Nexon also founded and helps maintain The Duck of Minerva, an academic international-relations weblog.[11]


  • ‘’The Struggle for Power in Early Modern Europe: Religious Conflict, Dynastic Empires’’, and International Change. Princeton, NJ: Princeton University Press, 2009
  • ‘’Harry Potter and International Relations’’. (co-edited with Iver Neumann). Lanham, Maryland: Rowman and Littlefield, 2006

Journal Articles[edit]
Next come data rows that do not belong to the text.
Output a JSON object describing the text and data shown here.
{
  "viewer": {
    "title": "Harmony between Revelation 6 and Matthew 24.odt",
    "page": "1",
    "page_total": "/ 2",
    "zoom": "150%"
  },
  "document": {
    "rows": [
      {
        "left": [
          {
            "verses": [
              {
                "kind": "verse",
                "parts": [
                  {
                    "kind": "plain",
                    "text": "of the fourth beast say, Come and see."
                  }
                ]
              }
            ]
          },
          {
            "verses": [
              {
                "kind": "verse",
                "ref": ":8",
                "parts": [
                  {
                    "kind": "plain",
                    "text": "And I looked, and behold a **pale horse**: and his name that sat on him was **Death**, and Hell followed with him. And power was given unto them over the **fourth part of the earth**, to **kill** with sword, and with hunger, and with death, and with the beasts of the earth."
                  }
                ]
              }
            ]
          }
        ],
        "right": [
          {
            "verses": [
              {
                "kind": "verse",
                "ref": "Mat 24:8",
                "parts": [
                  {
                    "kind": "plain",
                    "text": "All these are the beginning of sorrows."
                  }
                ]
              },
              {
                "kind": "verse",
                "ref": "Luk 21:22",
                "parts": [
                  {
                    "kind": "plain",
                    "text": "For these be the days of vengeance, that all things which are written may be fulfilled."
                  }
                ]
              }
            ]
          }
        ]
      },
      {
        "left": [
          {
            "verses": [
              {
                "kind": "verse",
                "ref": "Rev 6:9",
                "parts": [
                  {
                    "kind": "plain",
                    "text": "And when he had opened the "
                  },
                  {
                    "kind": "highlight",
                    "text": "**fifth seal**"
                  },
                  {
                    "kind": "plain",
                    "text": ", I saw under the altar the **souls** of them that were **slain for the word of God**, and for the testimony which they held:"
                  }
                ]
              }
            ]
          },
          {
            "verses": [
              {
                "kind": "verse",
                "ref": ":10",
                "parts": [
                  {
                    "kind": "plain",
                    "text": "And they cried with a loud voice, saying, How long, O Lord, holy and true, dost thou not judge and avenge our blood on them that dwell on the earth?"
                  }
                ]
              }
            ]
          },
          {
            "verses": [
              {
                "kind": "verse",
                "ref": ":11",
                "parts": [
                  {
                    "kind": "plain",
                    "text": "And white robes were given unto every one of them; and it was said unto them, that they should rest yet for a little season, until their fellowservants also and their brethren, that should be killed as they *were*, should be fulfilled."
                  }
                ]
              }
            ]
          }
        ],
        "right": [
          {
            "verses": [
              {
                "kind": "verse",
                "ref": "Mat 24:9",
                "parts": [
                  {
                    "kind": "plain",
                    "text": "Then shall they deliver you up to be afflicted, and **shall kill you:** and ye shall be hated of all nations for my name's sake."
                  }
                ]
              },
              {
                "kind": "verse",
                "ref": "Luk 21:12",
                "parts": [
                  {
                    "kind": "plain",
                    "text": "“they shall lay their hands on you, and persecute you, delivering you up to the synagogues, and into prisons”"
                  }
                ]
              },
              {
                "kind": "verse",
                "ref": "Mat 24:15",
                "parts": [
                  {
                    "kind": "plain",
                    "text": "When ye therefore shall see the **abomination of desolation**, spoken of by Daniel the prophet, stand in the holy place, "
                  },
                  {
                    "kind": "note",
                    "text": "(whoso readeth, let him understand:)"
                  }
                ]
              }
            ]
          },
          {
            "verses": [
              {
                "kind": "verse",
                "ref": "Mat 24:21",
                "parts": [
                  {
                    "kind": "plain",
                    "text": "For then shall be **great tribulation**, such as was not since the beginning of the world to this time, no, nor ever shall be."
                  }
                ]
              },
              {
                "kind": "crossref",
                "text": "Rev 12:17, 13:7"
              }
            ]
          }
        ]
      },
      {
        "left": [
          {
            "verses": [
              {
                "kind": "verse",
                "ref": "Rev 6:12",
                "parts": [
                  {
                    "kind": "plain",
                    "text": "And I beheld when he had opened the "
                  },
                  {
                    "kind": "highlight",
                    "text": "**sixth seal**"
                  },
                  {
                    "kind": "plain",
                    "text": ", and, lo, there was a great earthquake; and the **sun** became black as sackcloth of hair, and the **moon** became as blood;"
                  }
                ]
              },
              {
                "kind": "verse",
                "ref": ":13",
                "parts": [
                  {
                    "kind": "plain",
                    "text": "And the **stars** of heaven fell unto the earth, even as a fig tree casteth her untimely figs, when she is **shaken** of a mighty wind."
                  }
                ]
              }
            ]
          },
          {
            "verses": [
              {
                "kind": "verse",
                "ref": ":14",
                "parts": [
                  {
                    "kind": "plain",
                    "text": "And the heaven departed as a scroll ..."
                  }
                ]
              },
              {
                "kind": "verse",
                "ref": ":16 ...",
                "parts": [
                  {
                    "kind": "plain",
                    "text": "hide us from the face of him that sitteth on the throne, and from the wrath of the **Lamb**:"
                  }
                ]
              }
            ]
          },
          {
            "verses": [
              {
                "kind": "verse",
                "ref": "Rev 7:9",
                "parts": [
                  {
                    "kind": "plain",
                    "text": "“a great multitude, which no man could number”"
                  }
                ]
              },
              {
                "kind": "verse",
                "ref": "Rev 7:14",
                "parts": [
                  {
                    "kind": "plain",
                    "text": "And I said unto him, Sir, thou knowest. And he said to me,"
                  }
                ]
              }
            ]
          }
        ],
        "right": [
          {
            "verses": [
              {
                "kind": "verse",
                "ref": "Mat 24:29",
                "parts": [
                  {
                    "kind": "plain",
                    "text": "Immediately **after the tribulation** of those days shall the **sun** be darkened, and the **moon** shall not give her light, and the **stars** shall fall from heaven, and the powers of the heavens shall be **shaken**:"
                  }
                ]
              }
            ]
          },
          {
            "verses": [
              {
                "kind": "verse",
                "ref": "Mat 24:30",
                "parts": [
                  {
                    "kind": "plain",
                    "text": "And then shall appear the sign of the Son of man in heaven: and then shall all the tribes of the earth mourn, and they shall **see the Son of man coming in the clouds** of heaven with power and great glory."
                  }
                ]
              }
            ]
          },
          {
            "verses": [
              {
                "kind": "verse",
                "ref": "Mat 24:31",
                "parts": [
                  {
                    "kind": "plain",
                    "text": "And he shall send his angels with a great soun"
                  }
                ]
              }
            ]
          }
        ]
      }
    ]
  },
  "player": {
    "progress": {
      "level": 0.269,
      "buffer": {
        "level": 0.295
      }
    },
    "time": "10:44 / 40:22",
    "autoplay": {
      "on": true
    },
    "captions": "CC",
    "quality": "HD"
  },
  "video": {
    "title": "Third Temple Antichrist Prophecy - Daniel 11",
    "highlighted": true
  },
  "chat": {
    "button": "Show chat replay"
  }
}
  1. ^ Daniel H. Nexon. The Struggle for Power in Early Modern Europe: Religious Conflict, Dynastic Empires, and International Change (Princeton, NJ: Princeton University Press, 2009).
  2. ^ IISS Book Awards. Accessed September 21, 2012. http://www.isanet.org/awards-grants/award-recipients.html#isssbook.
  3. ^ Daniel H. Nexon. International Affairs Fellow. Accessed September 21, 2012. http://www.cfr.org/experts/world/daniel-h-nexon/b14490
  4. ^ Jack Donnelly. New Voices: Dan Nexon. Accessed September 21, 2012. http://www.ssrc.org/features/pages/new-voices/6614/7473/.
  5. ^ Dan Nexon Articles. Harvard International Review. Accessed September 25, 2012. http://hir.harvard.edu/article-authors/dan-nexon.
  6. ^ Daniel H. Nexon and Patrick T. Jackson. “Constructivist Realism or Realist-Constructivism?.” International Studies Review 2.6 (2004); Daniel H. Nexon and Patrick T. Jackson. "Whence Causal Mechanisms? A Comment on Legro.” Dialogue IO 1.1 (2001); Daniel H. Nexon and Patrick T. Jackson. “Relations before States: Substance, Process, and the Study of World Politics.” European Journal of International Relations 5.3 (1999)
  7. ^ a b Quote from official Princeton University Press page for The Struggle for Power in Early Modern Europe: Religious Conflict, Dynastic Empires, and International Change. Accessed September 25, 2012. http://press.princeton.edu/titles/8934.html.
  8. ^ Brian Bethune. Will Harry die? The experts weigh in on whether Harry Potter has a chance in the final book. Macleans. July 9, 2007. Accessed September 27, 2012. http://www.macleans.ca/article.jsp?content=20070709_107109_107109&page=1; David L. Miller. Harry Potter and Magical Realism. CBS News Opinion. September 22, 2009. Accessed September 27, 2012. http://www.cbsnews.com/stories/2007/07/20/opinion/main3080037.shtml%3C.
  9. ^ Nancy Gibbs. Person of the Year 2007: Runner Up: J.K. Rowling. Time December 19, 2007. Accessed September 27, 2012. http://www.time.com/time/specials/2007/article/0,28804,1690753_1695388_1695436,00.html.
  10. ^ Daniel H. Nexon and Iver Neumann. ‘’Harry Potter and World Politics’’ (Lanham, Maryland: Rowman and Littlefield, 2006).
  11. ^ "The Duck of Minerva: About". Duckofminerva.blogspot.com. Retrieved 2012-09-28.